━━━━━ EXERCISE DATA
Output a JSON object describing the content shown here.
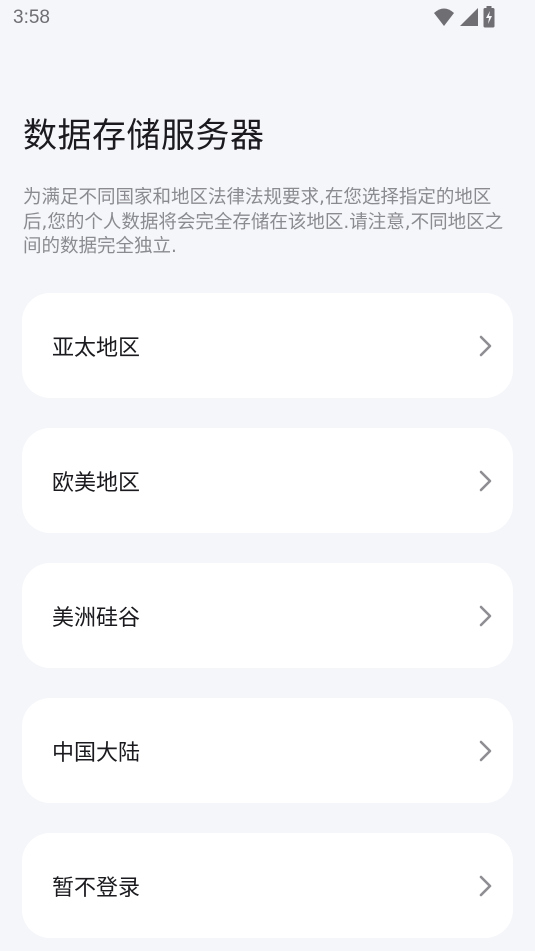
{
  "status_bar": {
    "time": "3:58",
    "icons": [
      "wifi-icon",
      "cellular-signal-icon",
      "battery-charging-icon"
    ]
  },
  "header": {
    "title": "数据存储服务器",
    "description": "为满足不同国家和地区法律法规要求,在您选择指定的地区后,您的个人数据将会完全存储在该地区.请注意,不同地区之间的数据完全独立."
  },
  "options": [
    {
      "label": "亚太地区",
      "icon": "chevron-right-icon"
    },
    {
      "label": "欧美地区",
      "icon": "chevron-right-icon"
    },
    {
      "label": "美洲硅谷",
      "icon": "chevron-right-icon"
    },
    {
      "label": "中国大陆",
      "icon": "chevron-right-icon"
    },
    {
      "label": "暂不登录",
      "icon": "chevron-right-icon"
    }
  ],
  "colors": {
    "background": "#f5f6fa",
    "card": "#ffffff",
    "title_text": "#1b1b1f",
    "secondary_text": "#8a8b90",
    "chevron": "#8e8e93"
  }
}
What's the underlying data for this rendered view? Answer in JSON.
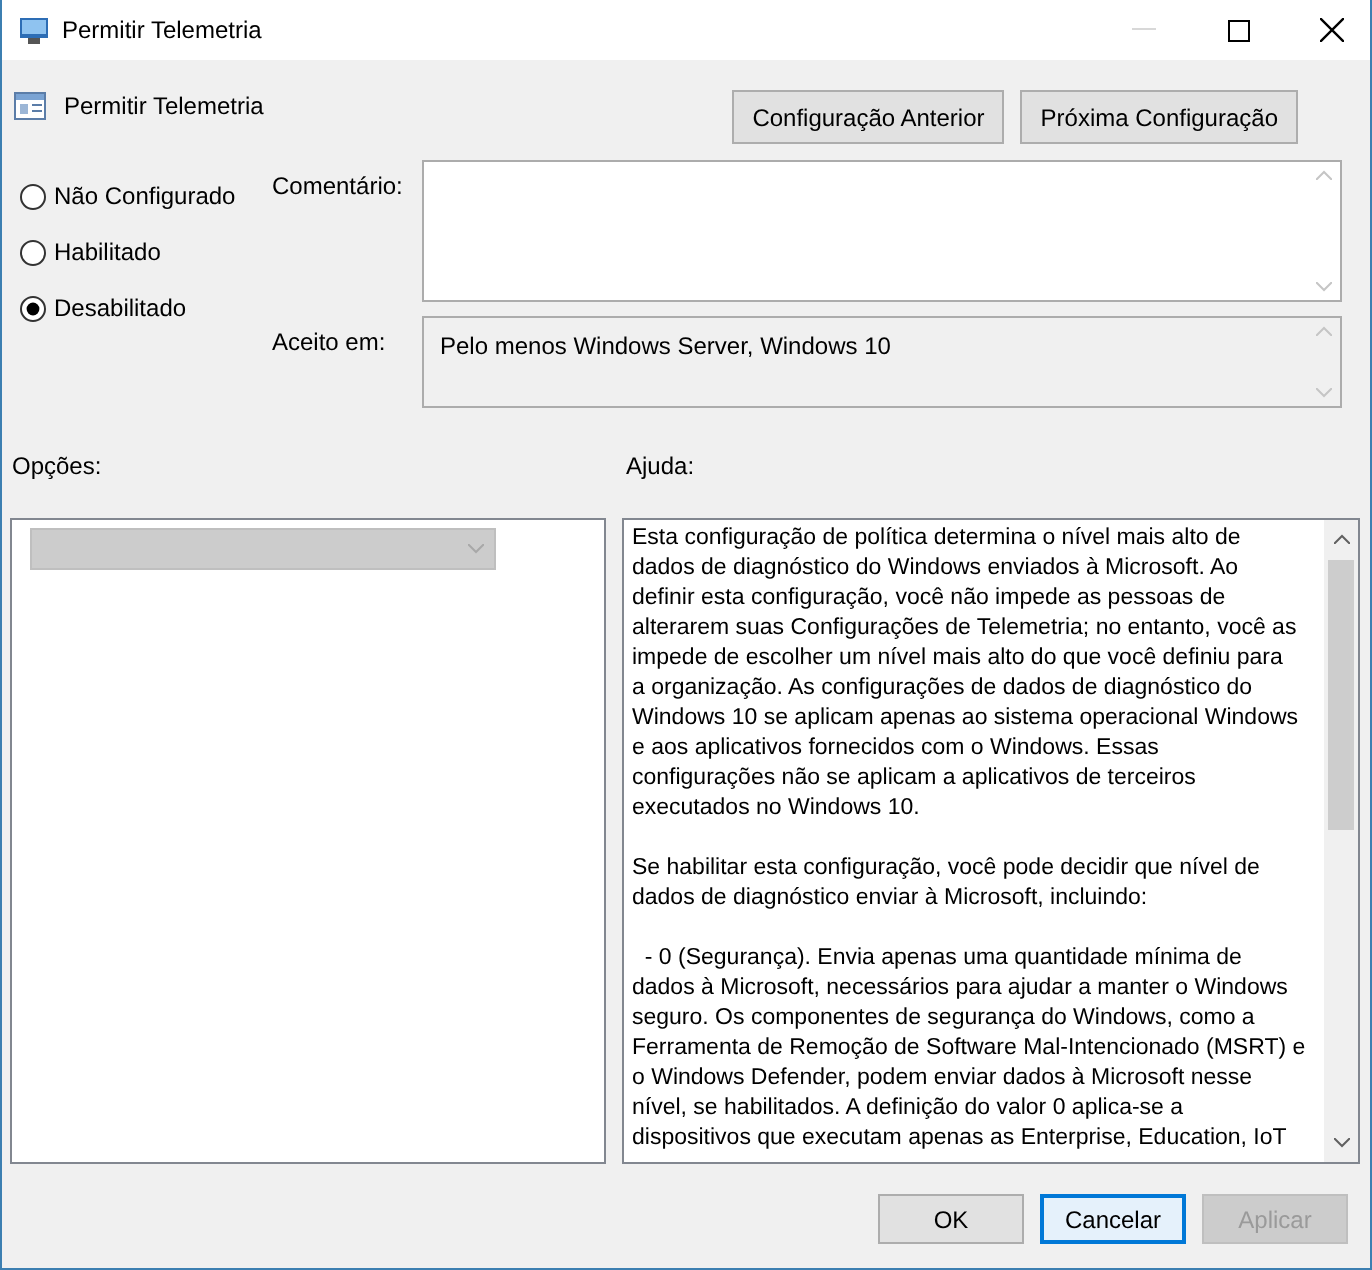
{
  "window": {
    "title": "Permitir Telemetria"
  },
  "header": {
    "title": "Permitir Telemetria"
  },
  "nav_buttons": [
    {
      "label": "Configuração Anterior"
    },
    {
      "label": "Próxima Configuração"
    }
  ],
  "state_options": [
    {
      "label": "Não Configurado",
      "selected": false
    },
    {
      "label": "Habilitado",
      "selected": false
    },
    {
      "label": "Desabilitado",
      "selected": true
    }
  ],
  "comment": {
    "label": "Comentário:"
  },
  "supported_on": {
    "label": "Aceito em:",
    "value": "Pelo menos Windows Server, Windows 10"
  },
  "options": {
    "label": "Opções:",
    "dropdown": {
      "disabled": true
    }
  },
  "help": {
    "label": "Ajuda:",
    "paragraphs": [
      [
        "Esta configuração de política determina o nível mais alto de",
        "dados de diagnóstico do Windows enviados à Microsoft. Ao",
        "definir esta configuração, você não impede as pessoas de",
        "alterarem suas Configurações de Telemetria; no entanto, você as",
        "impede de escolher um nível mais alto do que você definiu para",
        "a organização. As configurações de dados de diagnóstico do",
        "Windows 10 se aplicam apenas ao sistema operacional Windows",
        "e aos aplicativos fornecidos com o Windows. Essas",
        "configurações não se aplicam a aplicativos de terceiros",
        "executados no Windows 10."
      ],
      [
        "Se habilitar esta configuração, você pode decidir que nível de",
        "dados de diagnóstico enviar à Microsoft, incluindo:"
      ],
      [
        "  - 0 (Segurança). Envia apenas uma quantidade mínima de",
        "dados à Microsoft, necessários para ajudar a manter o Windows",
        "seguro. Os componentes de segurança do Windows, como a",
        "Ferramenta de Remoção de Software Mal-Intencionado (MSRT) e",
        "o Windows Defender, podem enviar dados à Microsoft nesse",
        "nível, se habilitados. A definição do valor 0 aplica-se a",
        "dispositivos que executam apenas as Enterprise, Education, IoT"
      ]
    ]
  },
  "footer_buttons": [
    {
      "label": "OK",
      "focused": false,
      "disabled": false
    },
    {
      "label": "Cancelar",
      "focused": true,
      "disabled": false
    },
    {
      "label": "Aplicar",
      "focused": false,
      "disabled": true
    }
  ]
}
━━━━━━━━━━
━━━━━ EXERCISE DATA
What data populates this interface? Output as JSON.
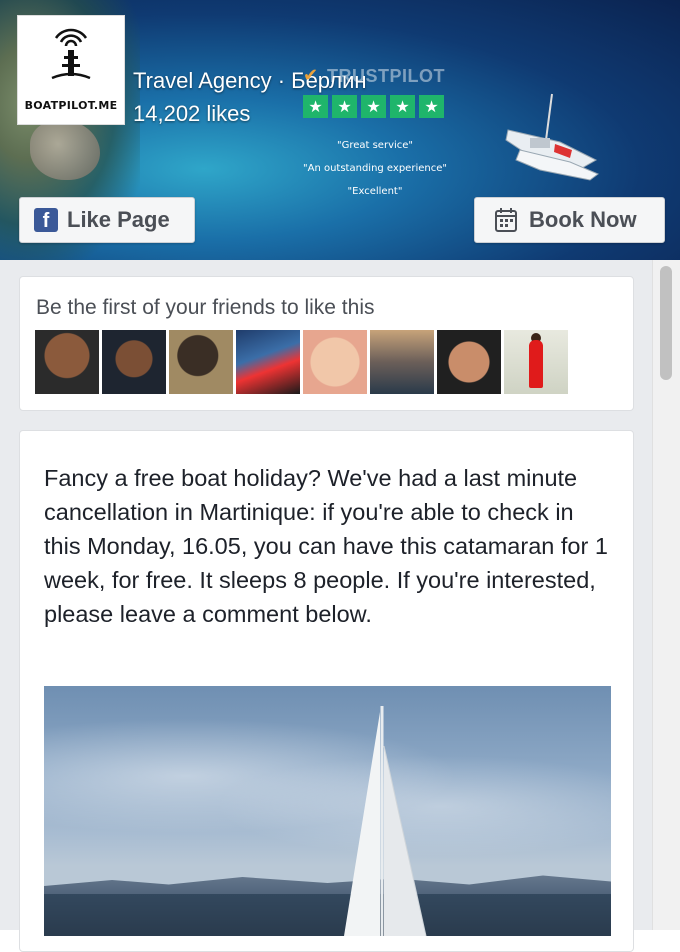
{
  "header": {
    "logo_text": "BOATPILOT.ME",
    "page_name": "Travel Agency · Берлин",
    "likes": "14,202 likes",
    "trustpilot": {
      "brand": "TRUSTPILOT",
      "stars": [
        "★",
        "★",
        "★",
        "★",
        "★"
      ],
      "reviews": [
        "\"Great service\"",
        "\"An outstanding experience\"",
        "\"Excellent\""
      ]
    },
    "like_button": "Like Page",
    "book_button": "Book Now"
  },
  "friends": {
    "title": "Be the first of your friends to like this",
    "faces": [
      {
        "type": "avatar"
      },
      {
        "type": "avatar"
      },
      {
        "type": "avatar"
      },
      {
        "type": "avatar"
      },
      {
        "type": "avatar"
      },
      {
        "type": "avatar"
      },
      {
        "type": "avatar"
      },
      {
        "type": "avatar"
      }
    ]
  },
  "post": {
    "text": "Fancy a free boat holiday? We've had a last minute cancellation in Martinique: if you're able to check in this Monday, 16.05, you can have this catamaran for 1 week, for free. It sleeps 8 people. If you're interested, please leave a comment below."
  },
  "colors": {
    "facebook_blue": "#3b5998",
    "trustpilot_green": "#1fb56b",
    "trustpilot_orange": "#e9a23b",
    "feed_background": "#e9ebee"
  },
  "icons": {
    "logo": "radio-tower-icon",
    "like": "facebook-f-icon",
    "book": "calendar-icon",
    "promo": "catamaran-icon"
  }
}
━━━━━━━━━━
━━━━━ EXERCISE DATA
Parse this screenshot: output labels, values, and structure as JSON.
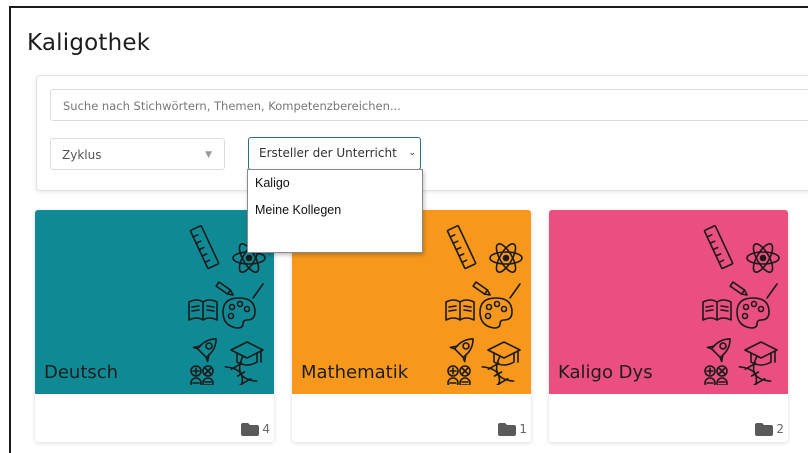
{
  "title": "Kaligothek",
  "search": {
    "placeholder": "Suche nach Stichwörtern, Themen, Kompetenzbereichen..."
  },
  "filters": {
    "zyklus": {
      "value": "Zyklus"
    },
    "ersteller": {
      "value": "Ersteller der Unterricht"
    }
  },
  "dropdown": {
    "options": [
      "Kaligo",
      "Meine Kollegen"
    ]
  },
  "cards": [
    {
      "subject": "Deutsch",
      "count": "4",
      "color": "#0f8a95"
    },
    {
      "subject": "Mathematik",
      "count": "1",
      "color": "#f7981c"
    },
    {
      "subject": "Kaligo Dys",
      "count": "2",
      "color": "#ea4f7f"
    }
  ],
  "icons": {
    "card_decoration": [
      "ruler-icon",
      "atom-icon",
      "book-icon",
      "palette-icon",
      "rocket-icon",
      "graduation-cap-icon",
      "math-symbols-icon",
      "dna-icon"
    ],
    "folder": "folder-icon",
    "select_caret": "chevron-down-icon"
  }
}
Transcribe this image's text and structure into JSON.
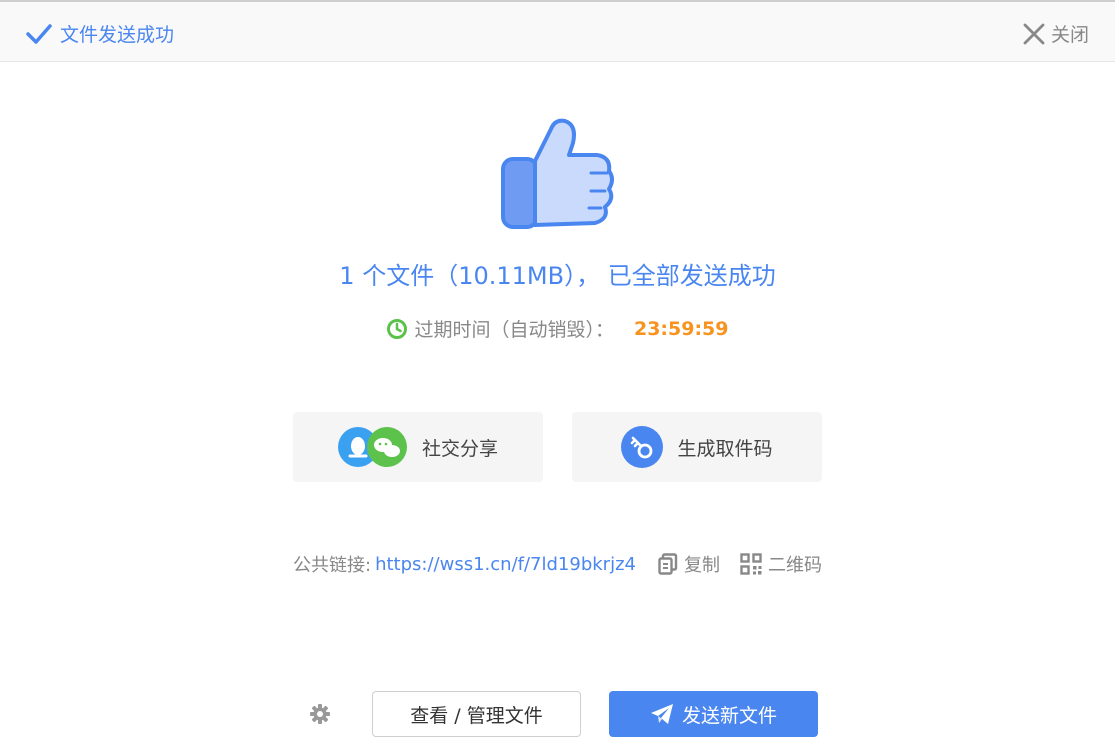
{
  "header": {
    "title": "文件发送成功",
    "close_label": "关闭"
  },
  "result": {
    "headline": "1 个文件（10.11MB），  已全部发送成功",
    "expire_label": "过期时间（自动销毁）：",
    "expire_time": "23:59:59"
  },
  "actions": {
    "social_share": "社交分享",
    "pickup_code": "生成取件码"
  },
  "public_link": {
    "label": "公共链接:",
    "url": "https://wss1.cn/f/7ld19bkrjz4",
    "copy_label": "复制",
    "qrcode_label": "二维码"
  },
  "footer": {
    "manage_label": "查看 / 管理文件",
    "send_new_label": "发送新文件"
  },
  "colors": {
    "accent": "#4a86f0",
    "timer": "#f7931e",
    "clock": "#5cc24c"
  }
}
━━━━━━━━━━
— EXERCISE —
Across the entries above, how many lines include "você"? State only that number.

— SOLUTION TO THE PROBLEM —
4